Activity
Return each line of the listing that has the word "file" in it.

Records shown
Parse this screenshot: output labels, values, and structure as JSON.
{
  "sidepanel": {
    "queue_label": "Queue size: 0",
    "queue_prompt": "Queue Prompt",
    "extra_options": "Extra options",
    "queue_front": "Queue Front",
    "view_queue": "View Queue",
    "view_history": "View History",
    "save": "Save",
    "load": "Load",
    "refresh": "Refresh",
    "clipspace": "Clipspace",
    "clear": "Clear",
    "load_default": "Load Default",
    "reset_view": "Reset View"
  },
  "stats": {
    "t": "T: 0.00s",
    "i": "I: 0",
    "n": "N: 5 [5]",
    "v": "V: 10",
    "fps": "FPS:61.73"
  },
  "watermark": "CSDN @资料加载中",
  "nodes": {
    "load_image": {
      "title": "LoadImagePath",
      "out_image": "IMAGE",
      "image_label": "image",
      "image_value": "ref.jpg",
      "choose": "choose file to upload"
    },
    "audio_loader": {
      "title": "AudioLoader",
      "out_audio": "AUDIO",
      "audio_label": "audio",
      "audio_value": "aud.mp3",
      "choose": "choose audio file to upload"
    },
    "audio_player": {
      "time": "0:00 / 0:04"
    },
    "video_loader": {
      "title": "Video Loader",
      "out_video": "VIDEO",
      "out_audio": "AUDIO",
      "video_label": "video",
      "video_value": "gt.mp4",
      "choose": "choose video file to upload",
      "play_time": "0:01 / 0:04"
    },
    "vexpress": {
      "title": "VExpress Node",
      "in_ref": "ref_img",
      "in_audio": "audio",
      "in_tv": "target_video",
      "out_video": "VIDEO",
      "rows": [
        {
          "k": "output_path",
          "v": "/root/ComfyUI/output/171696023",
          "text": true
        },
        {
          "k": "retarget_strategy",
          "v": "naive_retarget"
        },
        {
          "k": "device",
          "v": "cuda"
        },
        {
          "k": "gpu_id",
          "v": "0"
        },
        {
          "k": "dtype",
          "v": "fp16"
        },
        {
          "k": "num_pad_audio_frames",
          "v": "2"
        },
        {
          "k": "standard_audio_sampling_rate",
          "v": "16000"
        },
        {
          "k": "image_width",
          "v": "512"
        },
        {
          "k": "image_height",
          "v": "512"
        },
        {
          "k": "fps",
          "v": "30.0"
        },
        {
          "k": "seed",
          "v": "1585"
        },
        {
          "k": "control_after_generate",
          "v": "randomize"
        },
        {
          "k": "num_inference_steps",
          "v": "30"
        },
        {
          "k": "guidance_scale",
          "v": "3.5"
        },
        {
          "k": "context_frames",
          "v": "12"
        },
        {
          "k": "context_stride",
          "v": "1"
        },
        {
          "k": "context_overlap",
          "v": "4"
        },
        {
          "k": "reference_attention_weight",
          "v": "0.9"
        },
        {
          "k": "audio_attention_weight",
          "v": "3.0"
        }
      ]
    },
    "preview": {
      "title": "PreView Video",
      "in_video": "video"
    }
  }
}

Written solution
      "choose": "choose file to upload"
      "choose": "choose audio file to upload"
      "choose": "choose video file to upload",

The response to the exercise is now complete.